EXERCISE MATERIAL: Begin

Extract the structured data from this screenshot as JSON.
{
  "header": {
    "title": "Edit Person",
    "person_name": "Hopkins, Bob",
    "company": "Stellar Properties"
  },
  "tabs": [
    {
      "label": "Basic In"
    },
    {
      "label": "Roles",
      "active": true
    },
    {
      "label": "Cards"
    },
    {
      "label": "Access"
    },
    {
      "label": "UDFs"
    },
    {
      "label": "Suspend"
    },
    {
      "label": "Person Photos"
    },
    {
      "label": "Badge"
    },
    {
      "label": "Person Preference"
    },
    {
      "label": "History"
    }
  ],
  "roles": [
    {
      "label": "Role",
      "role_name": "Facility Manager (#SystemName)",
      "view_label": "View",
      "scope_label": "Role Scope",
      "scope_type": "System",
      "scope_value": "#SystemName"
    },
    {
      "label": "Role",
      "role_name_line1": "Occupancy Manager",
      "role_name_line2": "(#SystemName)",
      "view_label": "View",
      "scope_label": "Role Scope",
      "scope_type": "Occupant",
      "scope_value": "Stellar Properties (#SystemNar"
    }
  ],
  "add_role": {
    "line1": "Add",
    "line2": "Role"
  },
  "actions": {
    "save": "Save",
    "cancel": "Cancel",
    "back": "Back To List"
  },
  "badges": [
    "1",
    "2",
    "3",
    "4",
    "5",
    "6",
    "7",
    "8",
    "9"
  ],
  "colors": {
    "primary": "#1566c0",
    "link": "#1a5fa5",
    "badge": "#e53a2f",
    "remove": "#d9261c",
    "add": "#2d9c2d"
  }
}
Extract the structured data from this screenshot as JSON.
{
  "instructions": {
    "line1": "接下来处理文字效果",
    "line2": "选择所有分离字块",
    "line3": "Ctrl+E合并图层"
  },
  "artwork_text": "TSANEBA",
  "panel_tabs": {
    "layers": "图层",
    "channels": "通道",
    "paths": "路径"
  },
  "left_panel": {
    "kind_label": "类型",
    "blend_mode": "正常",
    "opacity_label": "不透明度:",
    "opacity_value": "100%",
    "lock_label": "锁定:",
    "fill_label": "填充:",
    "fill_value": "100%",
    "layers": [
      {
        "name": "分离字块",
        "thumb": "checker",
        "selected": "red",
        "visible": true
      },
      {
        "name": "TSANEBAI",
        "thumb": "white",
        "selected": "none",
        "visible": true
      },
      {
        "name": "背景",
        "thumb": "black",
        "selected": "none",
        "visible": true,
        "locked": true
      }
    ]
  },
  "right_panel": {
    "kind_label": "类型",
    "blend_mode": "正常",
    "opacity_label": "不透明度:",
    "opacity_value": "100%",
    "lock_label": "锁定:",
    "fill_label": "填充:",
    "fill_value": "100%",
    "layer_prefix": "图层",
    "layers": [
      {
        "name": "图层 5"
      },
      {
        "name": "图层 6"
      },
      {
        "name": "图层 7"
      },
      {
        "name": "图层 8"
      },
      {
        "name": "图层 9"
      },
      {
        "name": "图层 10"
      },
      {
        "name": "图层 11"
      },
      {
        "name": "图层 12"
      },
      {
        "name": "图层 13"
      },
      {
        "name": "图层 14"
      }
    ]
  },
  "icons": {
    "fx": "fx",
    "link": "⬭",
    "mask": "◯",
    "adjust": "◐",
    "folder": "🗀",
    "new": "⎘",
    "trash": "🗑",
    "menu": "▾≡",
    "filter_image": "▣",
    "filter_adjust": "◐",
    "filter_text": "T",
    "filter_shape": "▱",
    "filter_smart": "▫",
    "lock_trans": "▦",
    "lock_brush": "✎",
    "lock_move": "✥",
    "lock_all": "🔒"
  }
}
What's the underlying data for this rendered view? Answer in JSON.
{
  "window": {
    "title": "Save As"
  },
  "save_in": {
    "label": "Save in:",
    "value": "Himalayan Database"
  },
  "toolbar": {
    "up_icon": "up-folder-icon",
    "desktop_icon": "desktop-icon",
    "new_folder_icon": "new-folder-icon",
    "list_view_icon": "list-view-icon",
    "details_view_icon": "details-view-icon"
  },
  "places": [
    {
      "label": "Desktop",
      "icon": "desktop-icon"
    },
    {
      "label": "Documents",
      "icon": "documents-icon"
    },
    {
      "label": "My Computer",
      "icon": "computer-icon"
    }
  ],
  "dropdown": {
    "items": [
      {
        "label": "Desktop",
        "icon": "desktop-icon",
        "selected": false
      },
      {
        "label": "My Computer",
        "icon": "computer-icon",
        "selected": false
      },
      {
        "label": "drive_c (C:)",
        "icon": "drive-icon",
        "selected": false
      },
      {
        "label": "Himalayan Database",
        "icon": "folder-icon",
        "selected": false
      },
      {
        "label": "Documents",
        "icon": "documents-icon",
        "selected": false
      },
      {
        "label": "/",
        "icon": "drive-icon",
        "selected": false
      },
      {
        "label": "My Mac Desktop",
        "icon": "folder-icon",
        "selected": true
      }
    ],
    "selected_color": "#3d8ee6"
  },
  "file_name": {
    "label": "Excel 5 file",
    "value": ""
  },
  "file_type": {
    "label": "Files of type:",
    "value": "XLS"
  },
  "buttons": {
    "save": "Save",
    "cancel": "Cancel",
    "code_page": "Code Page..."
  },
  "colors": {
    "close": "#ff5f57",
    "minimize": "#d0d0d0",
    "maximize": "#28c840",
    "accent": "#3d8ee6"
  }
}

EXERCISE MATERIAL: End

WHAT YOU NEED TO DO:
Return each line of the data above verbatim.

FINAL ANSWER:
Extract the structured data from this screenshot as JSON.
{
  "header": {
    "title": "Edit Person",
    "person_name": "Hopkins, Bob",
    "company": "Stellar Properties"
  },
  "tabs": [
    {
      "label": "Basic In"
    },
    {
      "label": "Roles",
      "active": true
    },
    {
      "label": "Cards"
    },
    {
      "label": "Access"
    },
    {
      "label": "UDFs"
    },
    {
      "label": "Suspend"
    },
    {
      "label": "Person Photos"
    },
    {
      "label": "Badge"
    },
    {
      "label": "Person Preference"
    },
    {
      "label": "History"
    }
  ],
  "roles": [
    {
      "label": "Role",
      "role_name": "Facility Manager (#SystemName)",
      "view_label": "View",
      "scope_label": "Role Scope",
      "scope_type": "System",
      "scope_value": "#SystemName"
    },
    {
      "label": "Role",
      "role_name_line1": "Occupancy Manager",
      "role_name_line2": "(#SystemName)",
      "view_label": "View",
      "scope_label": "Role Scope",
      "scope_type": "Occupant",
      "scope_value": "Stellar Properties (#SystemNar"
    }
  ],
  "add_role": {
    "line1": "Add",
    "line2": "Role"
  },
  "actions": {
    "save": "Save",
    "cancel": "Cancel",
    "back": "Back To List"
  },
  "badges": [
    "1",
    "2",
    "3",
    "4",
    "5",
    "6",
    "7",
    "8",
    "9"
  ],
  "colors": {
    "primary": "#1566c0",
    "link": "#1a5fa5",
    "badge": "#e53a2f",
    "remove": "#d9261c",
    "add": "#2d9c2d"
  }
}
Extract the structured data from this screenshot as JSON.
{
  "instructions": {
    "line1": "接下来处理文字效果",
    "line2": "选择所有分离字块",
    "line3": "Ctrl+E合并图层"
  },
  "artwork_text": "TSANEBA",
  "panel_tabs": {
    "layers": "图层",
    "channels": "通道",
    "paths": "路径"
  },
  "left_panel": {
    "kind_label": "类型",
    "blend_mode": "正常",
    "opacity_label": "不透明度:",
    "opacity_value": "100%",
    "lock_label": "锁定:",
    "fill_label": "填充:",
    "fill_value": "100%",
    "layers": [
      {
        "name": "分离字块",
        "thumb": "checker",
        "selected": "red",
        "visible": true
      },
      {
        "name": "TSANEBAI",
        "thumb": "white",
        "selected": "none",
        "visible": true
      },
      {
        "name": "背景",
        "thumb": "black",
        "selected": "none",
        "visible": true,
        "locked": true
      }
    ]
  },
  "right_panel": {
    "kind_label": "类型",
    "blend_mode": "正常",
    "opacity_label": "不透明度:",
    "opacity_value": "100%",
    "lock_label": "锁定:",
    "fill_label": "填充:",
    "fill_value": "100%",
    "layer_prefix": "图层",
    "layers": [
      {
        "name": "图层 5"
      },
      {
        "name": "图层 6"
      },
      {
        "name": "图层 7"
      },
      {
        "name": "图层 8"
      },
      {
        "name": "图层 9"
      },
      {
        "name": "图层 10"
      },
      {
        "name": "图层 11"
      },
      {
        "name": "图层 12"
      },
      {
        "name": "图层 13"
      },
      {
        "name": "图层 14"
      }
    ]
  },
  "icons": {
    "fx": "fx",
    "link": "⬭",
    "mask": "◯",
    "adjust": "◐",
    "folder": "🗀",
    "new": "⎘",
    "trash": "🗑",
    "menu": "▾≡",
    "filter_image": "▣",
    "filter_adjust": "◐",
    "filter_text": "T",
    "filter_shape": "▱",
    "filter_smart": "▫",
    "lock_trans": "▦",
    "lock_brush": "✎",
    "lock_move": "✥",
    "lock_all": "🔒"
  }
}
What's the underlying data for this rendered view? Answer in JSON.
{
  "window": {
    "title": "Save As"
  },
  "save_in": {
    "label": "Save in:",
    "value": "Himalayan Database"
  },
  "toolbar": {
    "up_icon": "up-folder-icon",
    "desktop_icon": "desktop-icon",
    "new_folder_icon": "new-folder-icon",
    "list_view_icon": "list-view-icon",
    "details_view_icon": "details-view-icon"
  },
  "places": [
    {
      "label": "Desktop",
      "icon": "desktop-icon"
    },
    {
      "label": "Documents",
      "icon": "documents-icon"
    },
    {
      "label": "My Computer",
      "icon": "computer-icon"
    }
  ],
  "dropdown": {
    "items": [
      {
        "label": "Desktop",
        "icon": "desktop-icon",
        "selected": false
      },
      {
        "label": "My Computer",
        "icon": "computer-icon",
        "selected": false
      },
      {
        "label": "drive_c (C:)",
        "icon": "drive-icon",
        "selected": false
      },
      {
        "label": "Himalayan Database",
        "icon": "folder-icon",
        "selected": false
      },
      {
        "label": "Documents",
        "icon": "documents-icon",
        "selected": false
      },
      {
        "label": "/",
        "icon": "drive-icon",
        "selected": false
      },
      {
        "label": "My Mac Desktop",
        "icon": "folder-icon",
        "selected": true
      }
    ],
    "selected_color": "#3d8ee6"
  },
  "file_name": {
    "label": "Excel 5 file",
    "value": ""
  },
  "file_type": {
    "label": "Files of type:",
    "value": "XLS"
  },
  "buttons": {
    "save": "Save",
    "cancel": "Cancel",
    "code_page": "Code Page..."
  },
  "colors": {
    "close": "#ff5f57",
    "minimize": "#d0d0d0",
    "maximize": "#28c840",
    "accent": "#3d8ee6"
  }
}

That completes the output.